>>>>

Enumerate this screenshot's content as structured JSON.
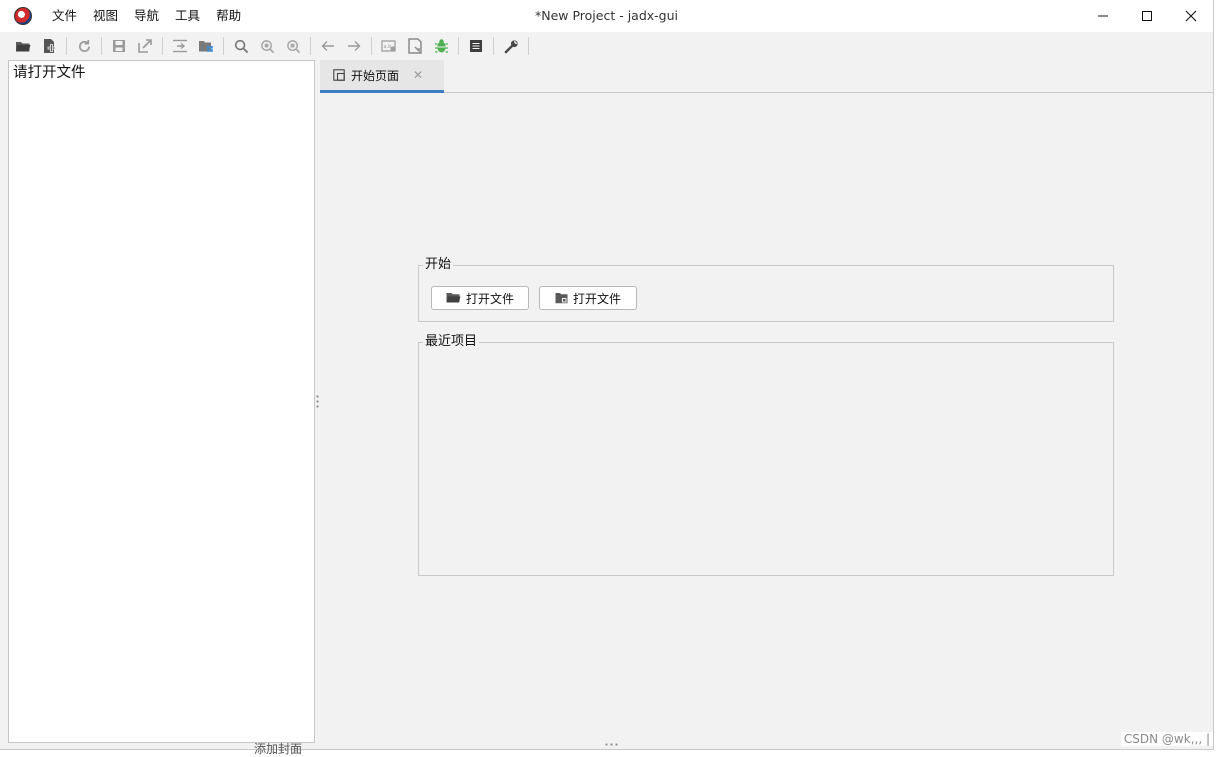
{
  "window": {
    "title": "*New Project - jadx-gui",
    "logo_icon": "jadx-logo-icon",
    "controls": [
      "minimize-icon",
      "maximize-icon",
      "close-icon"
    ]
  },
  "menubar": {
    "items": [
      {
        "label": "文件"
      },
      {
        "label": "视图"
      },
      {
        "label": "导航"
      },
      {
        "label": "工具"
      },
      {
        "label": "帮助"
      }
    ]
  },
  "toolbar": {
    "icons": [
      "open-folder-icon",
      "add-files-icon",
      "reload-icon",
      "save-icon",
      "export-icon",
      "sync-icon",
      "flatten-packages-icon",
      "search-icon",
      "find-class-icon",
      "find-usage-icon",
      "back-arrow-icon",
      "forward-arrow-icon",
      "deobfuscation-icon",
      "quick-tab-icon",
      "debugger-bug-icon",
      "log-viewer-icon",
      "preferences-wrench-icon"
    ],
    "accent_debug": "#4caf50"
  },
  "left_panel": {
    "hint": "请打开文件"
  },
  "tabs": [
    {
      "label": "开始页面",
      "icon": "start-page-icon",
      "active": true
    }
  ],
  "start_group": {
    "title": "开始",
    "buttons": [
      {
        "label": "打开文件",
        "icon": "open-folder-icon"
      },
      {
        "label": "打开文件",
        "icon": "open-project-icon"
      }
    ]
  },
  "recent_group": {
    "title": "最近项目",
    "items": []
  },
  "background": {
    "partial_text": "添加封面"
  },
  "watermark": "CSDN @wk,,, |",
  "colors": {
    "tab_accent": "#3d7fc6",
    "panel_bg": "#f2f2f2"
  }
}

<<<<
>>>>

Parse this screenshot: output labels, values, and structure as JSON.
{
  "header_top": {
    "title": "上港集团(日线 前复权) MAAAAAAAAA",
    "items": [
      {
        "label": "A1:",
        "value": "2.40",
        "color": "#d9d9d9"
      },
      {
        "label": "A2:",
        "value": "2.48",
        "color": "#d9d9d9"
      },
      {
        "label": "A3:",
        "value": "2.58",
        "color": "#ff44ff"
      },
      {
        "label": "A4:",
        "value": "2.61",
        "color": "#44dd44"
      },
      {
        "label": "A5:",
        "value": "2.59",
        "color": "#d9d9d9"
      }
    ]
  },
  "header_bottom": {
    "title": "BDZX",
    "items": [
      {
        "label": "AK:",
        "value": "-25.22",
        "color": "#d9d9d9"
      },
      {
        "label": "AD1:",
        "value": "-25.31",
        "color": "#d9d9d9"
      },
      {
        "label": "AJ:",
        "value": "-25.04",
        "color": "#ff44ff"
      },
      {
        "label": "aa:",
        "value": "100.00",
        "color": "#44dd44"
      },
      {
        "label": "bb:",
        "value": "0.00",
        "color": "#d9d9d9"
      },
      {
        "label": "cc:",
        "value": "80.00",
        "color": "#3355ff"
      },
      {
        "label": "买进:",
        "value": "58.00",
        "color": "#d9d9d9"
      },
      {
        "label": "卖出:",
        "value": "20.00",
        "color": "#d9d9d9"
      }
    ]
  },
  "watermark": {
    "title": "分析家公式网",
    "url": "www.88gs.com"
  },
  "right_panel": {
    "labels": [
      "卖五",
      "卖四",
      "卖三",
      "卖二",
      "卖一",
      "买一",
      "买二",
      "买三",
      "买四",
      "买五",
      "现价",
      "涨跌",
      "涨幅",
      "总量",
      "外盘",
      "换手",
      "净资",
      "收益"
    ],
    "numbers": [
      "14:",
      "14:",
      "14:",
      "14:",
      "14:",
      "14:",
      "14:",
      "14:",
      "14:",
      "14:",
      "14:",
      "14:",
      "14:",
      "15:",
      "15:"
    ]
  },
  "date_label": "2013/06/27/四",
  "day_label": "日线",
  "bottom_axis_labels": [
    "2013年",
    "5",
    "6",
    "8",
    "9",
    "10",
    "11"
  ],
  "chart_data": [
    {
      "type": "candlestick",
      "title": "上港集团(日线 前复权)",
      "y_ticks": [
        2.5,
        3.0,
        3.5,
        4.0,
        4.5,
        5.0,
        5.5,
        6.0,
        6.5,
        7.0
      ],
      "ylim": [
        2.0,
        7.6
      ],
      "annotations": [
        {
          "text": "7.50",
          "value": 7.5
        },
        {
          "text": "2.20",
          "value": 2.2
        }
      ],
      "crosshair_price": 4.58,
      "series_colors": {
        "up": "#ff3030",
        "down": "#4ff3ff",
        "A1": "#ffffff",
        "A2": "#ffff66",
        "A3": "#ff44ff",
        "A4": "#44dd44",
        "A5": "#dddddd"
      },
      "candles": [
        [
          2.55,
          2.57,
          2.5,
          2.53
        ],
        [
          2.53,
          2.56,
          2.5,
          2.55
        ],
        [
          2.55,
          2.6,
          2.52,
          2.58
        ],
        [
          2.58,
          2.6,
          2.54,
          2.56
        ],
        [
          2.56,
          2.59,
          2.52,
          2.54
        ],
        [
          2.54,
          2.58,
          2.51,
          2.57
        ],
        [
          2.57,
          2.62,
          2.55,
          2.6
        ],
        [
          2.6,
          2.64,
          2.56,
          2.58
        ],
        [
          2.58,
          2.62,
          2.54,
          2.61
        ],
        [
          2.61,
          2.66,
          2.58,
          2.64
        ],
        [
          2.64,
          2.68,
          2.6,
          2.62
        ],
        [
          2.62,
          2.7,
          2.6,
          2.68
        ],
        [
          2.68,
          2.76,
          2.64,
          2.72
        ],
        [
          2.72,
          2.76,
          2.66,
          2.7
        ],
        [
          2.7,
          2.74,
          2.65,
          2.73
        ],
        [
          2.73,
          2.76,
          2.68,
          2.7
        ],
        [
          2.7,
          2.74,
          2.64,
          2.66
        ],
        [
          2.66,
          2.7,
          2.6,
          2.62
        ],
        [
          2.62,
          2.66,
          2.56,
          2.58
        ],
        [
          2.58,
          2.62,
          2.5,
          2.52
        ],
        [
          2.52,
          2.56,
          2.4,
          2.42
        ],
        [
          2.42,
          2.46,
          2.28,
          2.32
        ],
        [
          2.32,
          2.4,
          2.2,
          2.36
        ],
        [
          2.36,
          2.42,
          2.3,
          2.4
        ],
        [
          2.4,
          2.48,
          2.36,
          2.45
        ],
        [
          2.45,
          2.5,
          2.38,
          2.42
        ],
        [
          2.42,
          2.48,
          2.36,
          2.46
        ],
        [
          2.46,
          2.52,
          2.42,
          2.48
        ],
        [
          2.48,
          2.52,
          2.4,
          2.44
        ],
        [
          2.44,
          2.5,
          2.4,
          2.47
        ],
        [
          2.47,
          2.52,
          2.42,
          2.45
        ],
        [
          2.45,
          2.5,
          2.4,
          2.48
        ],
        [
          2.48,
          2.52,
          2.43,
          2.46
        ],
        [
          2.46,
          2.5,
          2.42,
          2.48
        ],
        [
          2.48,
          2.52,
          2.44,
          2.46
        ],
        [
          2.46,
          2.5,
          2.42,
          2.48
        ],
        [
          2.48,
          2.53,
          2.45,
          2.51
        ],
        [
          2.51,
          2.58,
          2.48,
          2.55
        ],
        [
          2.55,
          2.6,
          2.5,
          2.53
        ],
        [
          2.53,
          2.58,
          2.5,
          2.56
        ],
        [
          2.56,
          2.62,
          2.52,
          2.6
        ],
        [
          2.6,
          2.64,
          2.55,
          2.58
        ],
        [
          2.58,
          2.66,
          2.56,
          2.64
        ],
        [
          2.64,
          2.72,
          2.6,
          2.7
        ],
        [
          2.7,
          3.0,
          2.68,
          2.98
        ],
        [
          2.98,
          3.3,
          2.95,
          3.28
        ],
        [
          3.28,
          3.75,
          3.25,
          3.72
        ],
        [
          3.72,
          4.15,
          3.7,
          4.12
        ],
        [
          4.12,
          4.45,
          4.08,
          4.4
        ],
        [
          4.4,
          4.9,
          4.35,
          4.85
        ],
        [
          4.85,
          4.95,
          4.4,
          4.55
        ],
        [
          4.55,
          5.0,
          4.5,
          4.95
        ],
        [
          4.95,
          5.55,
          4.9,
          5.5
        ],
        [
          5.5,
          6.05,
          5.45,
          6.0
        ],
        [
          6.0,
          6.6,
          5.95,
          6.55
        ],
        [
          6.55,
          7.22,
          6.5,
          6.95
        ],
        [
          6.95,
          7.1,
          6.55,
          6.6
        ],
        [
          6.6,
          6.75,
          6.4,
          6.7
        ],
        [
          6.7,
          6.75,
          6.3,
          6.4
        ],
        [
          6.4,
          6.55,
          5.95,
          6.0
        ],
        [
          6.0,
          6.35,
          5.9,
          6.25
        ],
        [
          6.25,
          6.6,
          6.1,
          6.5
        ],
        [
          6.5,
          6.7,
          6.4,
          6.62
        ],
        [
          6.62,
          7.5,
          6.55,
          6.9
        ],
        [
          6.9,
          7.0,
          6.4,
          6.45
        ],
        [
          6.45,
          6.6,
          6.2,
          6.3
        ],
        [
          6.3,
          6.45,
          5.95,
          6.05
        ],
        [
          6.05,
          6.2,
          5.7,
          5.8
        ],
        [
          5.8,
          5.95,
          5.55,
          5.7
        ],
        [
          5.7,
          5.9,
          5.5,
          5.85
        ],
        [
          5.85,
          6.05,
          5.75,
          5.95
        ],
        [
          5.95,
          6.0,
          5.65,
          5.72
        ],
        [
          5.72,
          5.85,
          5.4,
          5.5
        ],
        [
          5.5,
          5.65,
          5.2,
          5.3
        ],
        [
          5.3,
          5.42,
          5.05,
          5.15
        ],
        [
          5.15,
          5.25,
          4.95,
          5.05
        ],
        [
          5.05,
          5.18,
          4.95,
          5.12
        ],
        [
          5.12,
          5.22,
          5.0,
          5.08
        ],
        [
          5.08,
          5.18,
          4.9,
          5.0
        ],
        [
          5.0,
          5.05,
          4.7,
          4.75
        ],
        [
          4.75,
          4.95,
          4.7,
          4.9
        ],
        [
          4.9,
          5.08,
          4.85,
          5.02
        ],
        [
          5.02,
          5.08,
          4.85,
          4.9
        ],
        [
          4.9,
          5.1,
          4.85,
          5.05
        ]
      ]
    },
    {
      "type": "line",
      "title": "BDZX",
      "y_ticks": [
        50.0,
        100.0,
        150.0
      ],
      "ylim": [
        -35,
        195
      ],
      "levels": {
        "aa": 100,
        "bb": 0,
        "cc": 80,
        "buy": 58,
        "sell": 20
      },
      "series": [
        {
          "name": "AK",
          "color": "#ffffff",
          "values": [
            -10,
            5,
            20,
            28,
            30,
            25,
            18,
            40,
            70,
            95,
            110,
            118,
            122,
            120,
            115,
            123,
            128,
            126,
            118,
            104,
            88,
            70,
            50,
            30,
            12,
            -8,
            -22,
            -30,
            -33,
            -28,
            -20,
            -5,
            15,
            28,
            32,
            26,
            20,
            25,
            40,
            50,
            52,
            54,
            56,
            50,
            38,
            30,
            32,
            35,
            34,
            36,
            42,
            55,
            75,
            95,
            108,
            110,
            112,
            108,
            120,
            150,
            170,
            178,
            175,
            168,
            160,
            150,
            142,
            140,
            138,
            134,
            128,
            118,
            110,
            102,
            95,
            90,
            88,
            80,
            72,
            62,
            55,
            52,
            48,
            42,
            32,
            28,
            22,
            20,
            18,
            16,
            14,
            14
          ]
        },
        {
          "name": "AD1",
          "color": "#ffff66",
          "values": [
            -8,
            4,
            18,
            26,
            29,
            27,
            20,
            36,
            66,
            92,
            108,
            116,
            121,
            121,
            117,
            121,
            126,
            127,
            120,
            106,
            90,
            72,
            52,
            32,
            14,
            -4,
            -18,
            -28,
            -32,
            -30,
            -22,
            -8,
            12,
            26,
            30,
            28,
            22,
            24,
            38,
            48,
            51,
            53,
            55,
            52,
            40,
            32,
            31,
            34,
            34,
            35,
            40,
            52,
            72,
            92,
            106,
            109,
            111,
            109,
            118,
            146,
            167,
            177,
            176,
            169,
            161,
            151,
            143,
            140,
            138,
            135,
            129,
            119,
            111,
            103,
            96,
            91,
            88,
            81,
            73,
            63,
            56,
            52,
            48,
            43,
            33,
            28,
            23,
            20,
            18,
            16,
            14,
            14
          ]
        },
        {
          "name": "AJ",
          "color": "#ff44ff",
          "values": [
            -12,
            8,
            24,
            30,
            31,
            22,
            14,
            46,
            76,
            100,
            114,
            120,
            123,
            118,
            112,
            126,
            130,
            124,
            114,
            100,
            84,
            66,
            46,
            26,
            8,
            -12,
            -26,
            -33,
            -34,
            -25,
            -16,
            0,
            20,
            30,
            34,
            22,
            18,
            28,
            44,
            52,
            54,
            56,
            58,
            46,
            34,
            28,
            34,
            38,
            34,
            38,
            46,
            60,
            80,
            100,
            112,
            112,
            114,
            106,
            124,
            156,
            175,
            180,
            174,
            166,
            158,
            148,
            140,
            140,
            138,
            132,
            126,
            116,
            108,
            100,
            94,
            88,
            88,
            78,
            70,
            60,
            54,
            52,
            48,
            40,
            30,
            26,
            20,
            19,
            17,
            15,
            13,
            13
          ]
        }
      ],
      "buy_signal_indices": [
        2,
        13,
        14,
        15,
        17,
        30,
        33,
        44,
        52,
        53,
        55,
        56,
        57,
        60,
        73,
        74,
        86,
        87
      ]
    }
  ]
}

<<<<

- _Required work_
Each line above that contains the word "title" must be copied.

- _Answer space_
    "title": "*New Project - jadx-gui",
    "title": "开始",
    "title": "最近项目",
    "title": "上港集团(日线 前复权) MAAAAAAAAA",
    "title": "BDZX",
    "title": "分析家公式网",
      "title": "上港集团(日线 前复权)",
      "title": "BDZX",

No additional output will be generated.